• GOAL OF THE EXERCISE: Check each line of the entries for "this" and report the ones that have it.

(Dataset rows for apps and sites)
# # # # #
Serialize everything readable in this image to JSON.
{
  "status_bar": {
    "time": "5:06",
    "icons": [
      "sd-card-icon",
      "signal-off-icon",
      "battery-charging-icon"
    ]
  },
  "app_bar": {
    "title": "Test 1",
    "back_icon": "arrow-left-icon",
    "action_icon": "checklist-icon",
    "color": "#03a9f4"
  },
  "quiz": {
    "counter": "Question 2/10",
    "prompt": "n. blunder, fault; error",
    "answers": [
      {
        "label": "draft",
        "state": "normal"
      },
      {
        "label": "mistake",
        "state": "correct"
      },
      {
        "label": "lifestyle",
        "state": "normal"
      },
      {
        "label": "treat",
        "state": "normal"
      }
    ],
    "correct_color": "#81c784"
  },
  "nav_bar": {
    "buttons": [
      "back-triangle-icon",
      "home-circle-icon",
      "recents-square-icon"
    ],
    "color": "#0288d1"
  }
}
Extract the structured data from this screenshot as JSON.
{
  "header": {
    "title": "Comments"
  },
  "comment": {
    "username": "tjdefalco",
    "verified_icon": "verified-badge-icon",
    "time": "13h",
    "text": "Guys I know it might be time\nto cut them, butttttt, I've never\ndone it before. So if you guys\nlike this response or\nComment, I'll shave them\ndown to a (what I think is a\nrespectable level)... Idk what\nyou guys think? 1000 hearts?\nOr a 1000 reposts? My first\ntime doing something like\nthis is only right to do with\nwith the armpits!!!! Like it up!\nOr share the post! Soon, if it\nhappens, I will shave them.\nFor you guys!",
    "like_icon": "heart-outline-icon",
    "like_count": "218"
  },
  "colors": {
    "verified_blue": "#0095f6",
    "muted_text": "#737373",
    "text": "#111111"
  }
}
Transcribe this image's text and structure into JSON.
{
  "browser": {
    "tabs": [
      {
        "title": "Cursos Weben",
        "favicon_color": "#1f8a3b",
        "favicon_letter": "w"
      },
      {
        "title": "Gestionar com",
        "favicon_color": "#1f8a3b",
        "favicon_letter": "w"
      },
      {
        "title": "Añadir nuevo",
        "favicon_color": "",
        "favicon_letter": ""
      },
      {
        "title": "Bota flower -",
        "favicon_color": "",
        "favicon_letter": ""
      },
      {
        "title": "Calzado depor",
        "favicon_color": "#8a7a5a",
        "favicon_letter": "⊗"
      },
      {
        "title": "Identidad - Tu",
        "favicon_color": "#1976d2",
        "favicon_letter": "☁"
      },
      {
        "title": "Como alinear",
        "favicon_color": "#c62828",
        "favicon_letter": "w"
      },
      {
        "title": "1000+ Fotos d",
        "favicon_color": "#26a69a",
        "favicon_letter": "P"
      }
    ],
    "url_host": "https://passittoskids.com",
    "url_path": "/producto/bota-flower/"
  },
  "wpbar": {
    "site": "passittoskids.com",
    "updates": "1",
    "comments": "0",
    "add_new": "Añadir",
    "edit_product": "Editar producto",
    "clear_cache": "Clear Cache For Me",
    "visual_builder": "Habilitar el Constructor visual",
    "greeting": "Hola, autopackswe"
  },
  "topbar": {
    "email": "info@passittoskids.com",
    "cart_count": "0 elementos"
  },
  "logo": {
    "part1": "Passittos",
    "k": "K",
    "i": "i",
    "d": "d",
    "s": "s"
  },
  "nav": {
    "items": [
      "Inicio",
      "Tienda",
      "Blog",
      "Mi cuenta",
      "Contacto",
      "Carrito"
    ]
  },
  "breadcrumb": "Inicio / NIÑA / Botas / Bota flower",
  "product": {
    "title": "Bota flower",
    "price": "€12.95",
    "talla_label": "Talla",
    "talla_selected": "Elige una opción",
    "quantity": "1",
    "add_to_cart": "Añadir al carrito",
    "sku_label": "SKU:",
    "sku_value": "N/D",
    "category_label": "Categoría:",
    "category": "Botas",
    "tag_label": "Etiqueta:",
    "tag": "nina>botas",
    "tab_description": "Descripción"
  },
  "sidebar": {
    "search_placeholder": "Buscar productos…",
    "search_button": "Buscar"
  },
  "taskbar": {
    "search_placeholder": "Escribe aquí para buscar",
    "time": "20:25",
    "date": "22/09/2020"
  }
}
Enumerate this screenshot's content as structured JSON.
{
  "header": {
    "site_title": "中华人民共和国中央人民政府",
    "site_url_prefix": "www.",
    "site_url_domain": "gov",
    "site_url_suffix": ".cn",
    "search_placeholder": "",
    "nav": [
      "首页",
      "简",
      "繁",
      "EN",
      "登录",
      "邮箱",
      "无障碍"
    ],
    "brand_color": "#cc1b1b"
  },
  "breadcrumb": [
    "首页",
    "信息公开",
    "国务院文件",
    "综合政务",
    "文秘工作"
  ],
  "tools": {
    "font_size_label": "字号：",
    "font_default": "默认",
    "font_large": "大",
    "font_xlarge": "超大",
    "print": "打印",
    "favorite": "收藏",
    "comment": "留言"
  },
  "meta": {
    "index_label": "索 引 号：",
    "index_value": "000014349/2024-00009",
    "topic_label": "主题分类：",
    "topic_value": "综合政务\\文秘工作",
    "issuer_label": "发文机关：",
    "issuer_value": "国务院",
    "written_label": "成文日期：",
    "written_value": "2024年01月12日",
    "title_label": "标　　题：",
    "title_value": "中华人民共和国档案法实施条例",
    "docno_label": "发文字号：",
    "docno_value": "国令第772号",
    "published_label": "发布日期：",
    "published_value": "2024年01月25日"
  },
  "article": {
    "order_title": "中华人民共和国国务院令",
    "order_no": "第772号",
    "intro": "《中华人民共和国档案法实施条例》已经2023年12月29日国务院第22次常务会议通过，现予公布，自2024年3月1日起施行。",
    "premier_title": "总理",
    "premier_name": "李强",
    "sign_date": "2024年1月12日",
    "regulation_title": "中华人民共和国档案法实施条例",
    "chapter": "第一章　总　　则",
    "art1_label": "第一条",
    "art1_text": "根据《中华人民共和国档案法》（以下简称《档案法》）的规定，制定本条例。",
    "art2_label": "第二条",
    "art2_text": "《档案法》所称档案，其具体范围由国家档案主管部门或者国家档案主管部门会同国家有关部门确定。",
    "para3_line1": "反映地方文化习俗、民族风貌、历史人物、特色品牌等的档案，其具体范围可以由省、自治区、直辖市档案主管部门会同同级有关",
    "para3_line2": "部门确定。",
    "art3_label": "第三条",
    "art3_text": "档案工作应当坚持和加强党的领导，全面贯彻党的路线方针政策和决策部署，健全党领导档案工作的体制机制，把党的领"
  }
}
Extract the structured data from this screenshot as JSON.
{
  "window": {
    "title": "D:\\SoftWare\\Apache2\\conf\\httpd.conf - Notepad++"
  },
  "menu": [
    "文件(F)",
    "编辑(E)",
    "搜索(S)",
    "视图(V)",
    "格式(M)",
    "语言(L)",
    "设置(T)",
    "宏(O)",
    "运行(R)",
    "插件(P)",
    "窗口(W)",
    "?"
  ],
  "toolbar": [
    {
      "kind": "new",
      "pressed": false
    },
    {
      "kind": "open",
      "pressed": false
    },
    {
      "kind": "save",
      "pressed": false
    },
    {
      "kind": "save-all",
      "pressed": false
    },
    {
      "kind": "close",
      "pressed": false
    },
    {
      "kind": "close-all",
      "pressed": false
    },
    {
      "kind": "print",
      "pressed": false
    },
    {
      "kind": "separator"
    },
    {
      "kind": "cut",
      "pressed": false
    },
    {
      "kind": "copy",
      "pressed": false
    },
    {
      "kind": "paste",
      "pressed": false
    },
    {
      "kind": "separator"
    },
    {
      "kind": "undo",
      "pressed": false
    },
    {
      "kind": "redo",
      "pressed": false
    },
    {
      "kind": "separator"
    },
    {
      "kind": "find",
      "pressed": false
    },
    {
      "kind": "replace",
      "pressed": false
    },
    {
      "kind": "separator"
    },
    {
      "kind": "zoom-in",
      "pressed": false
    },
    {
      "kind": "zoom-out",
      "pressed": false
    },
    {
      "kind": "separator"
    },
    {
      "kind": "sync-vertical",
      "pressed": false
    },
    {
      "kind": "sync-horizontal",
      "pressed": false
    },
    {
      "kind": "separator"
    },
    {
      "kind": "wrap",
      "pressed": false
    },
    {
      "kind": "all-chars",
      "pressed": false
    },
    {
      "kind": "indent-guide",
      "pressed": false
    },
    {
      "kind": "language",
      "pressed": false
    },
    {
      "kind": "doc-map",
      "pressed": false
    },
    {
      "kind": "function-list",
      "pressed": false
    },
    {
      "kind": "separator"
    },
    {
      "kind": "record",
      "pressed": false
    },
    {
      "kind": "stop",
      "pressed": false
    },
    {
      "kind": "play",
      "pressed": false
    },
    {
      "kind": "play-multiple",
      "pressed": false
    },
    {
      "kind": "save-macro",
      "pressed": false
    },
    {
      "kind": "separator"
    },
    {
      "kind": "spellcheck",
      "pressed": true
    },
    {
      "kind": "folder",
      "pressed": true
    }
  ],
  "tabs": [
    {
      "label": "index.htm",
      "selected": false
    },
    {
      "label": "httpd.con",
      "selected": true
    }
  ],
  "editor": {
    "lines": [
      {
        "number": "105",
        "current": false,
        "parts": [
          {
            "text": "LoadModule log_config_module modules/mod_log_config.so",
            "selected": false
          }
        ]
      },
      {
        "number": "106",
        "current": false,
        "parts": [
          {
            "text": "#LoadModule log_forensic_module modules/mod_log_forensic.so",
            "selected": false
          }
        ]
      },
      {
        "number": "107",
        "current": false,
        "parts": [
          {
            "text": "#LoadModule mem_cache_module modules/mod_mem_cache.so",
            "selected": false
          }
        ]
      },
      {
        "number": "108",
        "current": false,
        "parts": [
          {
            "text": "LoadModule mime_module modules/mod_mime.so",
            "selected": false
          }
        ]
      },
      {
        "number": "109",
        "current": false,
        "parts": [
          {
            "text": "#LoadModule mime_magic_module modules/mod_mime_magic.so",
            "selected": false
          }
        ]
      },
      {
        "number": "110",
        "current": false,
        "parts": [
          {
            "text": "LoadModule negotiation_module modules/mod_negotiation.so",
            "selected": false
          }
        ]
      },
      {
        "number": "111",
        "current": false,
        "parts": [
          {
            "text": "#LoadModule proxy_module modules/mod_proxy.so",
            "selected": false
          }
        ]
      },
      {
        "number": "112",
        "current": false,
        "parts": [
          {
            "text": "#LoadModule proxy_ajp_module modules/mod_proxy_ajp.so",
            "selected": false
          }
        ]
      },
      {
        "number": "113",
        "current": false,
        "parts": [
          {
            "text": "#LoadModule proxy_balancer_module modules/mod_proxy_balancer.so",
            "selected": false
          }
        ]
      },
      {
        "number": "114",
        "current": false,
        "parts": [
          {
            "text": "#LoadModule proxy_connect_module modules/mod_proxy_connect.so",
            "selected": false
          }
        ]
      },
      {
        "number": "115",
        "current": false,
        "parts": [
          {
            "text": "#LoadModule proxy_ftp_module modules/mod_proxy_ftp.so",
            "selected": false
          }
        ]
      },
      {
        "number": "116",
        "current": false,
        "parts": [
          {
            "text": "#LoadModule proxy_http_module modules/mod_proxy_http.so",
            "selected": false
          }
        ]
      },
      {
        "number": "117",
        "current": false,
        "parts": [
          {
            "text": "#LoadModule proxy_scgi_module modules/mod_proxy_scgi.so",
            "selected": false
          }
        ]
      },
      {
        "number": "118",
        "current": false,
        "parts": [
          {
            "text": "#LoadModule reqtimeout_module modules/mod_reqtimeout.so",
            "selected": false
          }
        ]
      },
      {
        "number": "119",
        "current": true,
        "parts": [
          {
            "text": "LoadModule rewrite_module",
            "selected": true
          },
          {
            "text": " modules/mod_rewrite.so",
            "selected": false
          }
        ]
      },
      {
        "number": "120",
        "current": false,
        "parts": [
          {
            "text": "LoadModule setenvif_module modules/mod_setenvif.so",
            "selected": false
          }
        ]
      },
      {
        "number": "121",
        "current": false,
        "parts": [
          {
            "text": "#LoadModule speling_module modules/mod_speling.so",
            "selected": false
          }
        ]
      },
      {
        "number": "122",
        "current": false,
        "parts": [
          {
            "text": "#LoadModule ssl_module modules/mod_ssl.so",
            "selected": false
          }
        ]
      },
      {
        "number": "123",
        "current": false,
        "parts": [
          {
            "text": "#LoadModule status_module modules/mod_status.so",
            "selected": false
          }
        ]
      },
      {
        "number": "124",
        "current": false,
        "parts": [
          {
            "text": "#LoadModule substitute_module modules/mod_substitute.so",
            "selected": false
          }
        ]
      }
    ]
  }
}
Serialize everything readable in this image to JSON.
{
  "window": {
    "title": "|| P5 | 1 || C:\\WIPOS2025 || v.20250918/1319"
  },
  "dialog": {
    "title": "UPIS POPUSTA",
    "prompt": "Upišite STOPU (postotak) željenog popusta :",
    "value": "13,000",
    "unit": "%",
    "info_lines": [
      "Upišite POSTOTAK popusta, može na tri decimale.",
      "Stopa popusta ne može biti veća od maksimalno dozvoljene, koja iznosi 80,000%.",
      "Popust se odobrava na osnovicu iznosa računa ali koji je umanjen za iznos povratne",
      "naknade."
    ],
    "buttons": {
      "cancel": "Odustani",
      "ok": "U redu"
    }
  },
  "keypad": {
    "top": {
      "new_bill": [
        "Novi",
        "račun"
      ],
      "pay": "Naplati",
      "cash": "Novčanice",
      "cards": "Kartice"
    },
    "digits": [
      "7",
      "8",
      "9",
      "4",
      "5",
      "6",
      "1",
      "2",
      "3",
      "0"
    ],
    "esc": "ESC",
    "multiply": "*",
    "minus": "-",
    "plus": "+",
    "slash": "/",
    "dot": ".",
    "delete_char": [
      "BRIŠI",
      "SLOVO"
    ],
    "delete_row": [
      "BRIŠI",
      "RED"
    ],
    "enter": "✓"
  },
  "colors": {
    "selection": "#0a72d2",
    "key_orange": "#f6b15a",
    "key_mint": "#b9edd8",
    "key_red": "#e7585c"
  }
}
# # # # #
• ANSWER SPACE:
Serialize everything readable in this image to JSON.
Extract the structured data from this screenshot as JSON.
    "text": "Guys I know it might be time\nto cut them, butttttt, I've never\ndone it before. So if you guys\nlike this response or\nComment, I'll shave them\ndown to a (what I think is a\nrespectable level)... Idk what\nyou guys think? 1000 hearts?\nOr a 1000 reposts? My first\ntime doing something like\nthis is only right to do with\nwith the armpits!!!! Like it up!\nOr share the post! Soon, if it\nhappens, I will shave them.\nFor you guys!",
Transcribe this image's text and structure into JSON.
Enumerate this screenshot's content as structured JSON.
Extract the structured data from this screenshot as JSON.
Serialize everything readable in this image to JSON.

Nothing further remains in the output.